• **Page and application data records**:
• • • • •

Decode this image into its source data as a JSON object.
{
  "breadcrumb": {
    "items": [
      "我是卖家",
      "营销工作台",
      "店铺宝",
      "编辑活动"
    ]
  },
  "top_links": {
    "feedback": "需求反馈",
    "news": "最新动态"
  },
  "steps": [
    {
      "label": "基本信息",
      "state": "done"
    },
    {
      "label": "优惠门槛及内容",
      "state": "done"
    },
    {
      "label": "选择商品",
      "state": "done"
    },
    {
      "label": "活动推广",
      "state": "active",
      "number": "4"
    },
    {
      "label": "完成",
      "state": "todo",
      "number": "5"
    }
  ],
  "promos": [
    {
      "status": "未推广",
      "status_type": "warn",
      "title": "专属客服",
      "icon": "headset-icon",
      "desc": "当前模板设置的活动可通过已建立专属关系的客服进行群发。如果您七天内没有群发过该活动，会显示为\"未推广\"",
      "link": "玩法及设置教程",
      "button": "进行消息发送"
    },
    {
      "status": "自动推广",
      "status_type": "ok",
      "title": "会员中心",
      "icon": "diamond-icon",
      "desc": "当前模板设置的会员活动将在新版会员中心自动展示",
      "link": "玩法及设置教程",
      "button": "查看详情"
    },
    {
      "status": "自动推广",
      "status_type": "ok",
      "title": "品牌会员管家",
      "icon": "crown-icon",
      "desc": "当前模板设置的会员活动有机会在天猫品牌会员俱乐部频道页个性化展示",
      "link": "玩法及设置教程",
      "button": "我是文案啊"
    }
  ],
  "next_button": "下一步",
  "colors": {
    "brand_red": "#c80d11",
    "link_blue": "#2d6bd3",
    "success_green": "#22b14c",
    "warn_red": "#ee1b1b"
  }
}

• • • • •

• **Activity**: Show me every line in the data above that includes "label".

• **Problem solution**:
      "label": "基本信息",
      "label": "优惠门槛及内容",
      "label": "选择商品",
      "label": "活动推广",
      "label": "完成",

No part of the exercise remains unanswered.